We are starting this week’s shoutouts with a focus on global ingenuity. During the COVID-19 lockdown in Ghana, two brothers turned a recycled metal barrel into a solar-powered handwashing basin. Created in five days, the basin runs on a 25 second timer to ensure handwashing duration meets CDC guidelines. The government has contacted the brothers to explore manufacturing additional machines.
In Afghanistan, members of the Afghan Dreamers robotics team transformed car parts into ventilators. Inhabitants of Herat, the city where Afghanistan’s first COVID-19 cases appeared, the 14 and 17 year old girls produced a prototype using a motor from a Toyota Corolla and a chain drive from a Honda motorcycle. Compared to the global price of ventilators which exceeds $30,000 (and are still in short supply) these innovators plan on selling their ventilators for a mere $600 once they complete hospital testing.
The manufacturing industry continues to demonstrate ingenuity as well, as manufacturers across the globe continue to pivot their production to support front-line workers. In Massachusetts, dozens of manufacturers have switched production to PPE. For some of these organizaitons, such as Universal Plastics who were already in the medical business, the pivot was not so huge. For others, it was much more dramatic.
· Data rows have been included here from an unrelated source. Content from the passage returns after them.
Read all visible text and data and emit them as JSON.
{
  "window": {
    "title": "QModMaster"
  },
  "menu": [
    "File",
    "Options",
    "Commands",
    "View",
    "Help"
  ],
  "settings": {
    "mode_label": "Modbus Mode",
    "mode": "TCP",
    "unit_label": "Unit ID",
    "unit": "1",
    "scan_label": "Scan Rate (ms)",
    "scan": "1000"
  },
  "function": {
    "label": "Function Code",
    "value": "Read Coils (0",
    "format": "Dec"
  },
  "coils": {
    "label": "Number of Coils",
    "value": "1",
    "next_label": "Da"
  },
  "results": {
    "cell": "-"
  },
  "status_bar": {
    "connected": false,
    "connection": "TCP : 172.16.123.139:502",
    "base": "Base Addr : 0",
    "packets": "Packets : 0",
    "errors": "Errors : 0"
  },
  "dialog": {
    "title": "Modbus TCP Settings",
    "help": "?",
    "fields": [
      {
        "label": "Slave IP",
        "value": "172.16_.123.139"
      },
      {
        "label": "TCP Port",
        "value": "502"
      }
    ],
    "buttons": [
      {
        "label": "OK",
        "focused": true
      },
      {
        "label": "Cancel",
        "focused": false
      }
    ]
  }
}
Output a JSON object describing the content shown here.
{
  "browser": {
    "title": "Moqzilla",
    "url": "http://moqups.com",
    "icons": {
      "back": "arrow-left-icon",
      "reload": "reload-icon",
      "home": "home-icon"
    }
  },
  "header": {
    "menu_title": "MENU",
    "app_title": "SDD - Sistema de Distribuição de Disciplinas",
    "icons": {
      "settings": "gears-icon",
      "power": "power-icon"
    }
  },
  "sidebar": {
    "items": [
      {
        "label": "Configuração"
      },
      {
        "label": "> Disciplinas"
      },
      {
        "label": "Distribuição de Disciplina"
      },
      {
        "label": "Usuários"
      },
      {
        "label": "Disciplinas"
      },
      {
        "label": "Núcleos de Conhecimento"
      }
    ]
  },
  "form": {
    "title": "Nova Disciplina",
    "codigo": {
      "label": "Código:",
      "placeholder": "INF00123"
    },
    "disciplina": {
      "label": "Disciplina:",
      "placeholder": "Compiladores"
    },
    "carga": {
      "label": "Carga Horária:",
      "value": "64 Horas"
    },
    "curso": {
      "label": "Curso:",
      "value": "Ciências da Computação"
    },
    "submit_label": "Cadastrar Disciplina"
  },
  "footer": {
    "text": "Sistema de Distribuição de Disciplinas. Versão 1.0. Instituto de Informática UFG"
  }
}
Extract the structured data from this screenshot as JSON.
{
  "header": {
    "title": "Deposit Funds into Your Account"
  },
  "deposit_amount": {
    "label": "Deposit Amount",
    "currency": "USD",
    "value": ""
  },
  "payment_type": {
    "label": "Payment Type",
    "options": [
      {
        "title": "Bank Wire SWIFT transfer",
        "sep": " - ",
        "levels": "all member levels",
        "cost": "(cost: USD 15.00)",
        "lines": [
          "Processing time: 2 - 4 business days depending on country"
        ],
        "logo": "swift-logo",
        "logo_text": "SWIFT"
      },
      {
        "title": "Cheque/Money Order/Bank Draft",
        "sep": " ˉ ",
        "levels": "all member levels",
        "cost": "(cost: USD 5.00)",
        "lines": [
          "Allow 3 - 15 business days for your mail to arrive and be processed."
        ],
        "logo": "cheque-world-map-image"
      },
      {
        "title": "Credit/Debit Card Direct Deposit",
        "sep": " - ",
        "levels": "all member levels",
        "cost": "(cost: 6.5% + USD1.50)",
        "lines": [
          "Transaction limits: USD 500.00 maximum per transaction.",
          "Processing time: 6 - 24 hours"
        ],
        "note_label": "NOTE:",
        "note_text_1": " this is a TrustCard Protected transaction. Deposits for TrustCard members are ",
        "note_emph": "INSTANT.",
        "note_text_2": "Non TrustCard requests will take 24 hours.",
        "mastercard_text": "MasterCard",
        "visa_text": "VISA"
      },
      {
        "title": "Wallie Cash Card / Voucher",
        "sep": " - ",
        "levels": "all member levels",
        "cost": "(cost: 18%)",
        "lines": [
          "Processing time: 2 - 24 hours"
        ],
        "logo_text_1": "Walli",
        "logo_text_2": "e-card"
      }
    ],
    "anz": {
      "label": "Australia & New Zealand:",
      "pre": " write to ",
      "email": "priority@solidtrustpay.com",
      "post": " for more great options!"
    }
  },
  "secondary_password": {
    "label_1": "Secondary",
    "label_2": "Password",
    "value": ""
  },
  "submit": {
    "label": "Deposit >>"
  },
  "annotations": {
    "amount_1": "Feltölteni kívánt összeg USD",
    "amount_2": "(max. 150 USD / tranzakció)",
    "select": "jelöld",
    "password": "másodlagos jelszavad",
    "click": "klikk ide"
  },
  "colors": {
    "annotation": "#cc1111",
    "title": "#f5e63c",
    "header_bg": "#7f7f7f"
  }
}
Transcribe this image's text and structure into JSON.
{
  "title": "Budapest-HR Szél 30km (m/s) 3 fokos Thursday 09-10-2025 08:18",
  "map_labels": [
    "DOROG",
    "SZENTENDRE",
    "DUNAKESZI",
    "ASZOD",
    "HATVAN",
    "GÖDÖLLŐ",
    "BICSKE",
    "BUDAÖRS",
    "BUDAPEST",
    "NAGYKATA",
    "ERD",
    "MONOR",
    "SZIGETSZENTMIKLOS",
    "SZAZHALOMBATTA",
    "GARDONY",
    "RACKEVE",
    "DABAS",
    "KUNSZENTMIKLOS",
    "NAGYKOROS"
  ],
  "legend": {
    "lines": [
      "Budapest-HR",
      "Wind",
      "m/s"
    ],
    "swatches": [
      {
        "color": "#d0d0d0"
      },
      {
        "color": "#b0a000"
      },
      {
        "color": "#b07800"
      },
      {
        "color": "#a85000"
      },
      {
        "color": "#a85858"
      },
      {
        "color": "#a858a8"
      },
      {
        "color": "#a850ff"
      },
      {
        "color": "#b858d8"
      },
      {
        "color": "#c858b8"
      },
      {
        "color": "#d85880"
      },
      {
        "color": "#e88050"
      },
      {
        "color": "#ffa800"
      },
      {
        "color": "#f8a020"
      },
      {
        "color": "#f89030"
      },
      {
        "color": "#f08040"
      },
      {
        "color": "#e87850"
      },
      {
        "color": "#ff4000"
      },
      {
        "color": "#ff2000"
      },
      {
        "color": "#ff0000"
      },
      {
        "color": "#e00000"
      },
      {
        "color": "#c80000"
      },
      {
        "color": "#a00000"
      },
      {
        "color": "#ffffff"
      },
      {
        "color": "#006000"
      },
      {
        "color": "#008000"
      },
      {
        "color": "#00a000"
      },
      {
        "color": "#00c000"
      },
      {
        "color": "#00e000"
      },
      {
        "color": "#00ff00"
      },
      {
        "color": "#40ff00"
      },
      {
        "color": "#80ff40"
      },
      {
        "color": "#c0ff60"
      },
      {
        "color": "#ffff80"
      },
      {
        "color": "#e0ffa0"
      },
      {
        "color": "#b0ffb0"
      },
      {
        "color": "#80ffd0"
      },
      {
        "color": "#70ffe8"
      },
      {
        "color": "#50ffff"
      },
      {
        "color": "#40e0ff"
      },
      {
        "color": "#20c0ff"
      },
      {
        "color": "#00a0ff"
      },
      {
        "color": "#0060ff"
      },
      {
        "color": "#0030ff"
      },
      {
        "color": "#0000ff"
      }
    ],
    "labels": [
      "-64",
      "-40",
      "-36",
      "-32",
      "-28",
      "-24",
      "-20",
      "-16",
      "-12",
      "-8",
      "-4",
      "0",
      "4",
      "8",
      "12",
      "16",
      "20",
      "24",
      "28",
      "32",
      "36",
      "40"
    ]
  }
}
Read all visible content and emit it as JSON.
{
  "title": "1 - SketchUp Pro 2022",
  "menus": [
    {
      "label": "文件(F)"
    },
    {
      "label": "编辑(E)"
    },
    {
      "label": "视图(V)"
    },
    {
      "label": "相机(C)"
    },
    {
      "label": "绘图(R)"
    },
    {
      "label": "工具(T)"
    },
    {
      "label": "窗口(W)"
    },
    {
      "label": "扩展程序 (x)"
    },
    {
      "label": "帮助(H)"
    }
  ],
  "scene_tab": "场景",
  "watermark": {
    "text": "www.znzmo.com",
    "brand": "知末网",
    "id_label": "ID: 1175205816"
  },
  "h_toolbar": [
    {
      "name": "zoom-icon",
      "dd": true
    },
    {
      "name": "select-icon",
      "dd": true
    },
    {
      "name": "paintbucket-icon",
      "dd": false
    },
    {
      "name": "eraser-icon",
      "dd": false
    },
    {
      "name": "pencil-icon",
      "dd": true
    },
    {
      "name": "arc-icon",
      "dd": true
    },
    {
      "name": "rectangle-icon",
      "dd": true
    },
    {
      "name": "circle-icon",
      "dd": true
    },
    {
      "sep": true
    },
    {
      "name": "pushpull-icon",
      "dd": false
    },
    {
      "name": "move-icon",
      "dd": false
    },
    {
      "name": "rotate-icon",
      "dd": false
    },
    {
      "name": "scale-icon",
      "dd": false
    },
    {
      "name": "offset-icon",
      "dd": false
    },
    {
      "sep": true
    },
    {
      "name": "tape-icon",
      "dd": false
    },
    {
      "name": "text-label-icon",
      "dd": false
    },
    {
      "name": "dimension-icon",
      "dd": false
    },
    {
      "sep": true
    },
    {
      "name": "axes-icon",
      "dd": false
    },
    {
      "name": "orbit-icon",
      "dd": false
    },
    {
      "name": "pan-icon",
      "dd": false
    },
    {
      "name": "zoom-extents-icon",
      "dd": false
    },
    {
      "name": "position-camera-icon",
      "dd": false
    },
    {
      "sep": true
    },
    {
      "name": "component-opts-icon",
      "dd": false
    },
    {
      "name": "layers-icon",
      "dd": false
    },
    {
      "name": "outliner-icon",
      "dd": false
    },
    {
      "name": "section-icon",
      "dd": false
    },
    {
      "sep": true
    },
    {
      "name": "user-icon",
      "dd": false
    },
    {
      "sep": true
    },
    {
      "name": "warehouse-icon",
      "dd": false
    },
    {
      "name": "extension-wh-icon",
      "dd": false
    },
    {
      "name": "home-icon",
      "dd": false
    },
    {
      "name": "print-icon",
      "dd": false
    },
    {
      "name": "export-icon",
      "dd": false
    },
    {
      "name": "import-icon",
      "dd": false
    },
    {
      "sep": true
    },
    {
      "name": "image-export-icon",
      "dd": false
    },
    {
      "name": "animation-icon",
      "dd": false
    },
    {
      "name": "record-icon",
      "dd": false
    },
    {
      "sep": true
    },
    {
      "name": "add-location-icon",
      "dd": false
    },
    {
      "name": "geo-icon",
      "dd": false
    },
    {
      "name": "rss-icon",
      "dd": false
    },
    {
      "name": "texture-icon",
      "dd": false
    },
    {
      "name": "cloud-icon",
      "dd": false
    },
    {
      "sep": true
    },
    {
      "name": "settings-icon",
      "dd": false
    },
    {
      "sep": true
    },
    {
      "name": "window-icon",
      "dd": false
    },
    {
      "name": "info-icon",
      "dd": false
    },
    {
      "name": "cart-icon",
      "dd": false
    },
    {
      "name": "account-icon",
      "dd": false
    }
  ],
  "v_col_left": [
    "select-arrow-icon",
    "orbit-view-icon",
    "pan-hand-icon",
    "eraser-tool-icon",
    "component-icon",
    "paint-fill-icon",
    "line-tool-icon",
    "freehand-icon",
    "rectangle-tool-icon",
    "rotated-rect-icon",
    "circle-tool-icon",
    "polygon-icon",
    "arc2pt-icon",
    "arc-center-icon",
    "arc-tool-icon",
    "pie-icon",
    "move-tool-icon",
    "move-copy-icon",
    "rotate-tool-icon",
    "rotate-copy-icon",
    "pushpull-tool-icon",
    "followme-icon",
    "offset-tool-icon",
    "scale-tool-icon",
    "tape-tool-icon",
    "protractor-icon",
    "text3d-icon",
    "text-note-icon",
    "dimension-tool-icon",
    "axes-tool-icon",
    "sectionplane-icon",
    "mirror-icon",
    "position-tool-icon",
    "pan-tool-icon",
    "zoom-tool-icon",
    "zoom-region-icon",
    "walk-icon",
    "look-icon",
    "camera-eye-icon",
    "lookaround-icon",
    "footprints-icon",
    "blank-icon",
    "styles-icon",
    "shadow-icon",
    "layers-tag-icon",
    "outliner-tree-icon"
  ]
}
Lovepop switched from making 3-D greeting cards to face shields virtually overnight. Meanwhile, MIT engineers developed a new ventilator system to help support multiple patients at once and could help hospitals more efficiently meet the demand.
Medical masks continue to be in short supply, a shortage that is only exacerbated by the fact that medical masks can only be used once. Elastomeric respirators – reusable silicon masks that have drawn comparisons to Darth Vader due to their appearance – have proven an effective and life-saving solution. One CDC researcher noted these masks “could substantially reduce the supply-demand gap.”
Finally, the significance and fragility of global supply chains has become a dinner table conversation due to the disruptions throughout the ongoing pandemic. At the consumer level, what began with runs on toilet paper, hand soap and sanitizer has slowly evolved as the pandemic persisted. Back in April, Walmart CEO Doug McMillon said we had entered the hair color stage of quarantine purchasing spikes. The next hot commodity was Plexiglass as stores raced to reopen while maintaining worker and customer safety. Apparently, we are now entering the golf pushcart phase – and according to this piece, the “the U.S. has no strategic pushcart reserve.”
What might be the next hot commodity? Share your predictions with us on Twitter @InterosInc or on LinkedIn!